No one maintains that it is necessary to eat animals to lead an optimally healthy lifestyle and an increasing number of mainstream health care professionals tell us that animal foods are detrimental to human health. Animal agriculture is a disaster for the environment because it involves a very inefficient use of natural resources and creates water pollution, soil erosion, and greenhouse gases. The only justifications we have for the pain, suffering, and death that we impose on billions of animals are that we enjoy eating animal foods, or that it is convenient to do so, or that it is just plain habit. We treat some nonhumans as members of our family; we stick forks into others.
“The only justifications we have for the pain, suffering, and death that we impose on billions of animals are that we enjoy eating animal foods, or that it is convenient to do so, or that it is just plain habit. We treat some nonhumans as members of our family; we stick forks into others.”
In addition to demonstrating that the animal welfare approach to animal ethics is unsatisfactory both as a moral and practical matter, another significant aspect of Animals as Persons is to make the case for veganism. We should not eat, wear, or consume any animal products.
Most of the current literature on animal ethics—academic as well as commercial—defends the “conscientious omnivore” who is careful to eat only animal products that are produced in a supposedly “humane” way, or, at most, defends vegetarianism, a vague term used to describe a diet that does not include meat, poultry, and, perhaps aquatic animals. But if we take animal interests seriously and regard animals as members of the moral community, we really have no choice other than eliminating the consumption and use of all animal products. What we consume is not a simple matter of choice; there are moral issues involved.
It is my hope that the book makes clear to readers that to talk about animal rights at all when animals are chattel property is similar to talking about the rights of slaves. To be property is the opposite of being a person. A person is an entity with inherent or intrinsic value; property has only external or conditional value. At the present time, we regard only humans as eligible to be natural persons. But we should remember that, at various times, we have excluded from the class of persons certain humans based on irrelevant characteristics, such as race and sex.

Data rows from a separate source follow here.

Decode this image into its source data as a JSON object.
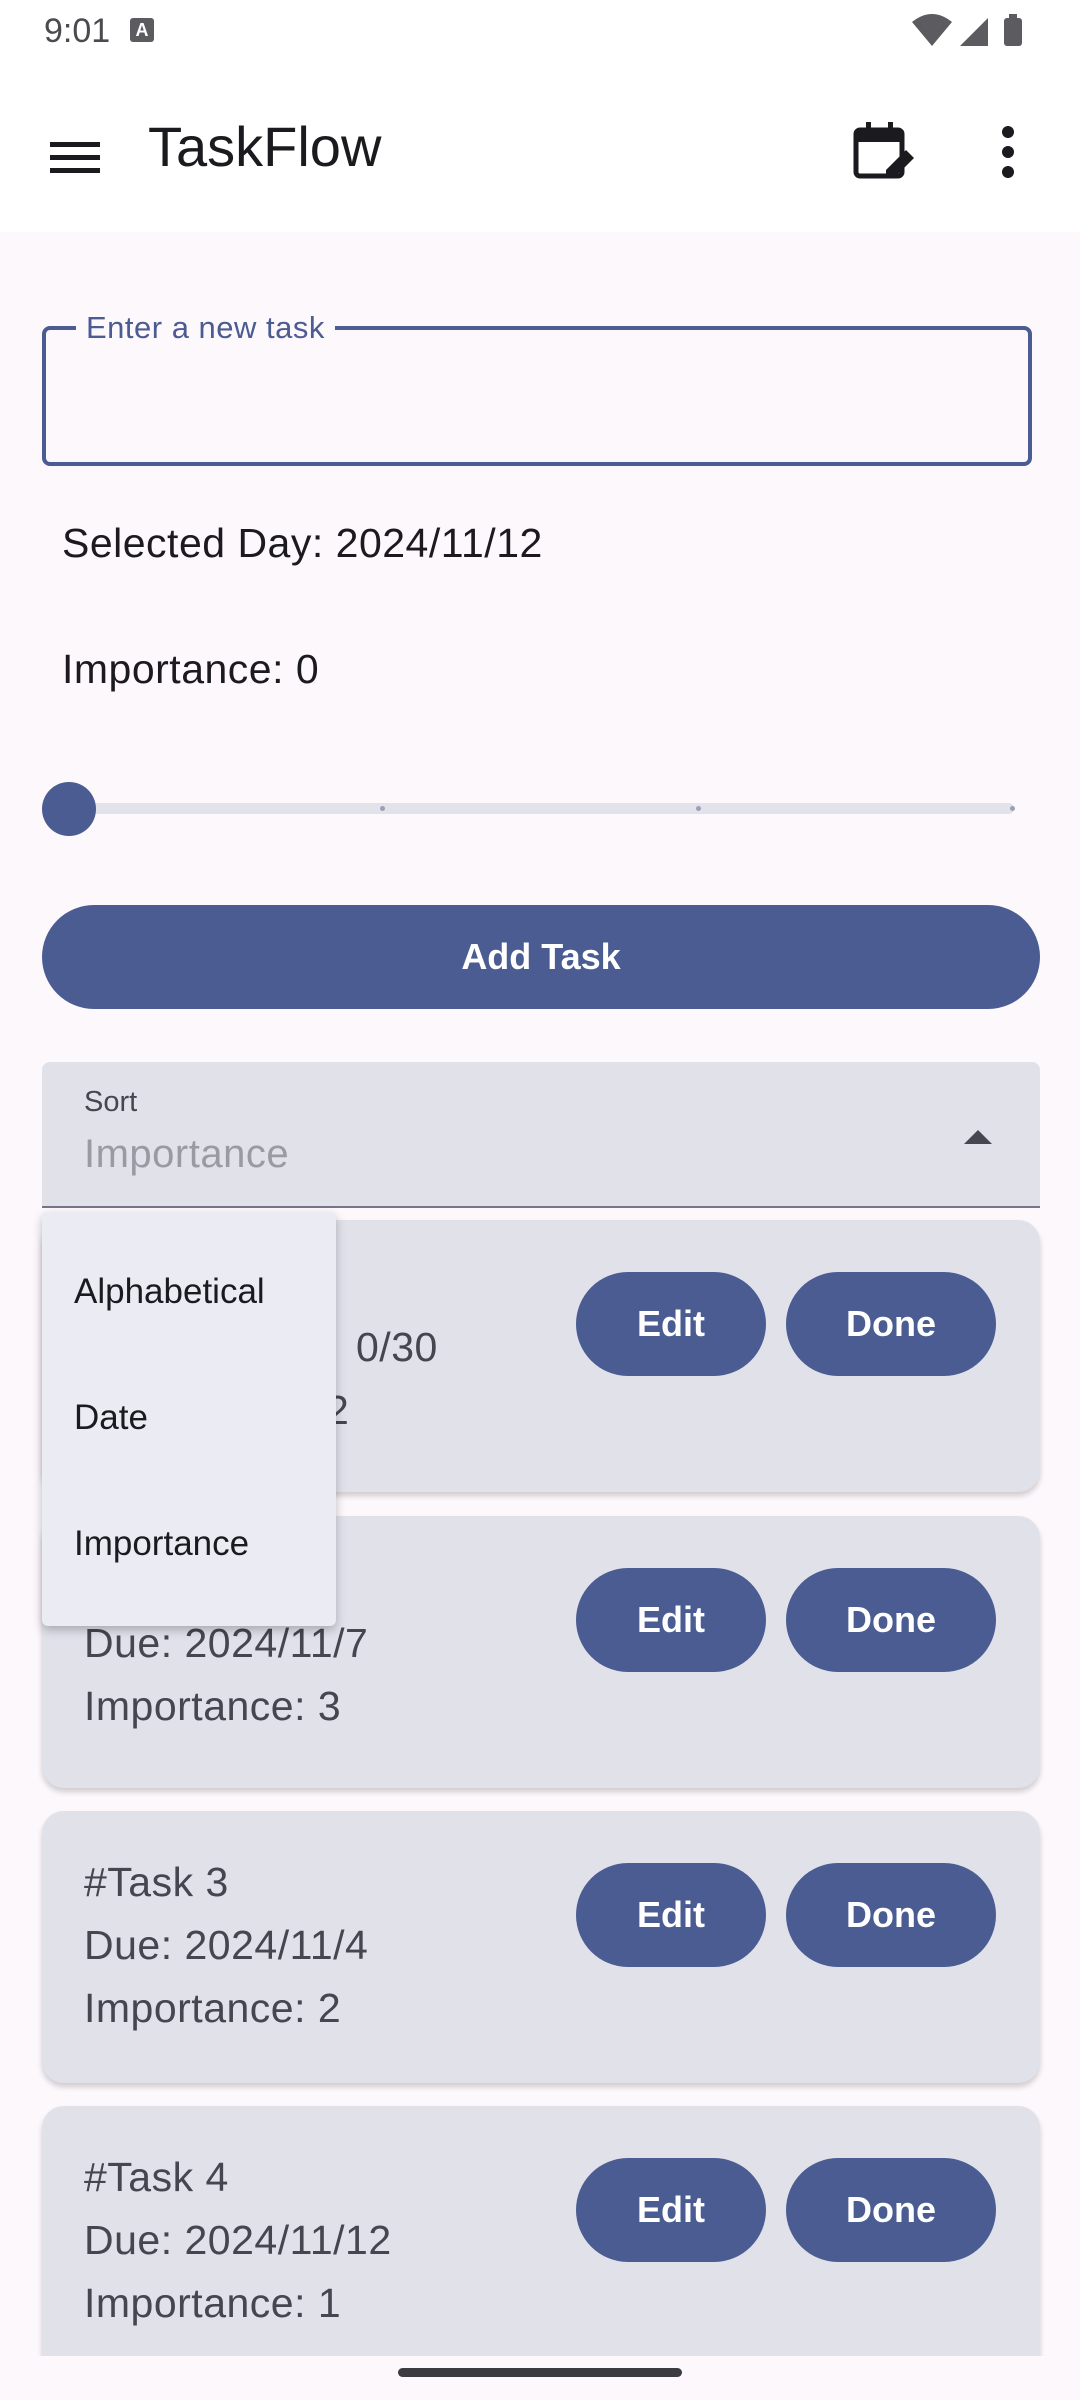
{
  "status_bar": {
    "time": "9:01",
    "notification_letter": "A"
  },
  "app_bar": {
    "title": "TaskFlow"
  },
  "new_task": {
    "label": "Enter a new task",
    "value": ""
  },
  "selected_day": "Selected Day: 2024/11/12",
  "importance_label": "Importance: 0",
  "importance_slider": {
    "value": 0,
    "min": 0,
    "max": 3
  },
  "add_button_label": "Add Task",
  "sort": {
    "label": "Sort",
    "value": "Importance"
  },
  "sort_menu": {
    "items": [
      "Alphabetical",
      "Date",
      "Importance"
    ]
  },
  "tasks": [
    {
      "title": "",
      "due": "0/30",
      "importance": "2"
    },
    {
      "title": "",
      "due": "Due: 2024/11/7",
      "importance": "Importance: 3"
    },
    {
      "title": "#Task 3",
      "due": "Due: 2024/11/4",
      "importance": "Importance: 2"
    },
    {
      "title": "#Task 4",
      "due": "Due: 2024/11/12",
      "importance": "Importance: 1"
    }
  ],
  "buttons": {
    "edit": "Edit",
    "done": "Done"
  },
  "colors": {
    "primary": "#4a5c92",
    "surface": "#fdf8fc",
    "card": "#e1e1ea",
    "menu": "#ebebf4"
  }
}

Animals as Persons is a call to include all sentient beings in the class of persons and to recognize that the interest of animals in not being used as resources should, like the similar human interest in not being a chattel slave, be protected with a right.
The abolitionist position presented in Animals as Persons does not mean that we release domesticated animals to run wild in the street. If we took animals seriously and recognized our obligation not to treat them as things, we would stop producing and facilitating the production of domestic animals altogether. We would care for the ones whom we have here now, but we would stop breeding more for human consumption.
With respect to non-domesticated nonhumans, we would simply leave them alone.
Gary L. Francione is Distinguished Professor of Law and Nicholas deB. Katzenbach Scholar of Law and Philosophy at Rutgers University School of Law. In addition to Animals as Persons, he is the author of Animals, Property, and the Law (1995); Rain Without Thunder: The Ideology of the Animal Rights Movement (1996); and Introduction to Animal Rights: Your Child or the Dog? (2000). His forthcoming book, The Animal Rights Debate: Abolition or Regulation?, will be published in March 2010 by Columbia University Press. Francione is also co-editor, with Gary Steiner, of Columbia University Press’s new series, Critical Perspectives on Animals: Philosophy, Politics, Law, and Culture.